For those who aren’t accustomed to non-binary realities, it can be easy to get lost in the numerous labels and terminology. What’s important isn’t the exceptionalism of your knowledge, but rather your willingness to learn about and from non-binary people. Keep in mind however the emotional labor taken on these people who may feel like they have to constantly educate others on their own existence, so remind yourself that other resources are at your availability for your questions as well.
It’s important to also remember that someone’s expression of self, romantic or sexual orientation doesn’t equate to their gender identity. A woman having short hair doesn’t make her less of a woman, and a man who enjoys wearing dresses or makeup doesn’t make him less of a man. While gender expectations have slowly become less demanding over time, the remainder of said expectations and stereotypes tends to fall upon transgender, non-binary and gender non-conforming people. If we don’t conform well enough with the norms of our assigned sex, we’re seen as abnormalities. If we don’t conform to the standards of our gender identity (for instance, a transgender man who is seen as too feminine), we’re told that we’re not “trying enough” to fit in or that we aren’t “trans enough”. Even though the concept of passing, meaning that we are perceived by others as our true self rather than our assigned sex, can be a matter of safety in a very cis and binary-dominated world, our validity as trans people shouldn’t have to rely on the very same stereotypes that non-transgender people have been working themselves away from.
Pronouns for non-binary people differ from one person to the next. While some may choose to go with neutral options like “they/them”, “ze/hir” or “xe/xem”, others may choose to use “she/her” or “he/him” pronouns. Choosing to use these pronouns doesn’t make a person any less non-binary than using gender-neutral pronouns.

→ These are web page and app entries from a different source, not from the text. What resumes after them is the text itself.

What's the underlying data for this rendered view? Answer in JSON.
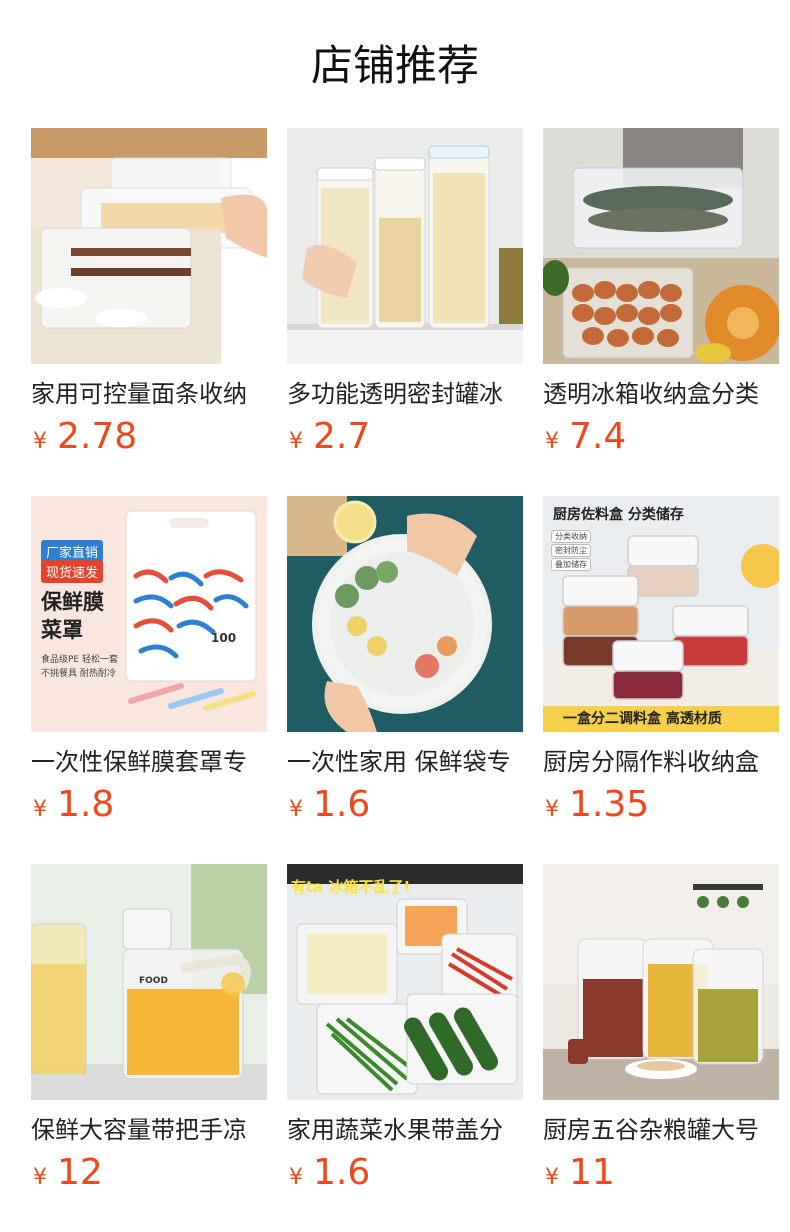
{
  "header": {
    "title": "店铺推荐"
  },
  "currency": "¥",
  "products": [
    {
      "title": "家用可控量面条收纳",
      "price": "2.78"
    },
    {
      "title": "多功能透明密封罐冰",
      "price": "2.7"
    },
    {
      "title": "透明冰箱收纳盒分类",
      "price": "7.4"
    },
    {
      "title": "一次性保鲜膜套罩专",
      "price": "1.8"
    },
    {
      "title": "一次性家用 保鲜袋专",
      "price": "1.6"
    },
    {
      "title": "厨房分隔作料收纳盒",
      "price": "1.35"
    },
    {
      "title": "保鲜大容量带把手凉",
      "price": "12"
    },
    {
      "title": "家用蔬菜水果带盖分",
      "price": "1.6"
    },
    {
      "title": "厨房五谷杂粮罐大号",
      "price": "11"
    }
  ],
  "image_text": {
    "wrap_badge_1": "厂家直销",
    "wrap_badge_2": "现货速发",
    "wrap_title_1": "保鲜膜",
    "wrap_title_2": "菜罩",
    "wrap_note_1": "食品级PE 轻松一套",
    "wrap_note_2": "不挑餐具 耐热耐冷",
    "wrap_pack": "100",
    "spice_heading": "厨房佐料盒 分类储存",
    "spice_tag_1": "分类收纳",
    "spice_tag_2": "密封防尘",
    "spice_tag_3": "叠加储存",
    "spice_footer": "一盒分二调料盒 高透材质",
    "fridge_banner": "有ta 冰箱不乱了!",
    "jug_label": "FOOD"
  },
  "colors": {
    "price": "#f0481c",
    "title": "#222222",
    "header": "#111111"
  }
}
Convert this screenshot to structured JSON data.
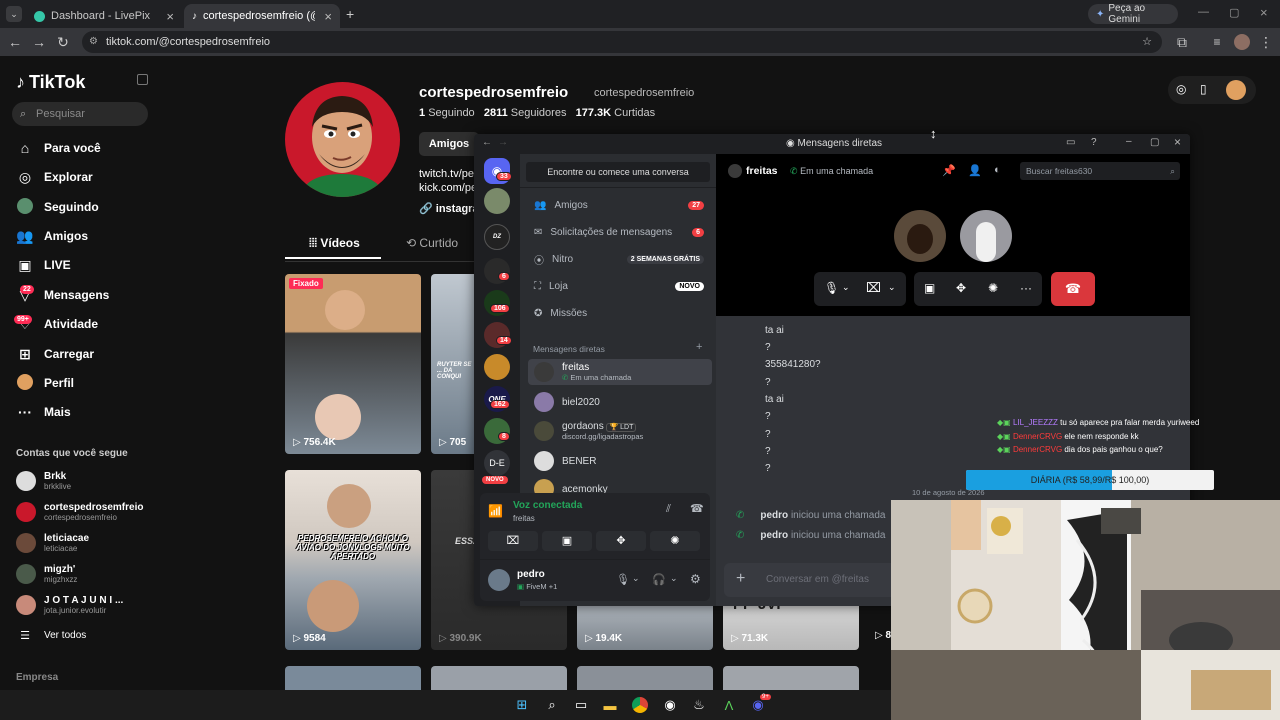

Some individuals may choose to undergo hormone replacement therapy (HRT), such as testosterone or estrogen. They may decide to undergo gender affirmation surgery, such as a double mastectomy (top surgery), a phalloplasty or a vaginoplasty, just to name a few examples. Some may choose to have neither or have both. There are as many narratives to trans people’s medical transition (as well as any type of transition) as there are trans people, so every experience is unique.
Navigating the world as a non-binary person is a challenge in itself. Being able to access gender-affirming care can mean having to pay fees for reference letters, prescriptions and/or surgeries. Not all medical professionals have proper training to treat us, meaning that we can be subjected to evaluations meant to deem us ‘’worthy enough” to access vital healthcare. Many regions do not yet allow modifications to official documents like birth certificates, making any legal process a challenge. This is particularly the case for trans and non-binary migrants. The current educational system rarely makes mention of non-binary individuals, leading youth to be further ostracized and isolated from gaining access to resources about their own self. All of the strains mentioned above, among others, contribute to systematic discrimination of transgender and non-binary people, making the simple act of existing a genuine act of resistance. It shouldn’t have to be this challenging and draining to exist.
Regardless of where you are on your journey to self-discovery, one of the most crucial aspects to blossoming as a non-binary person is having an adequate support system. Whether it be family members or friends, having people you can count on as you learn more about yourself and build your self-esteem to express yourself to the fullest is of utmost importance. They’ll be the ones by your side as you get your first haircut, take your first hormone shot or accompany you to the doctor’s office to get your bandages removed. You are not alone; we all have a chosen family with us.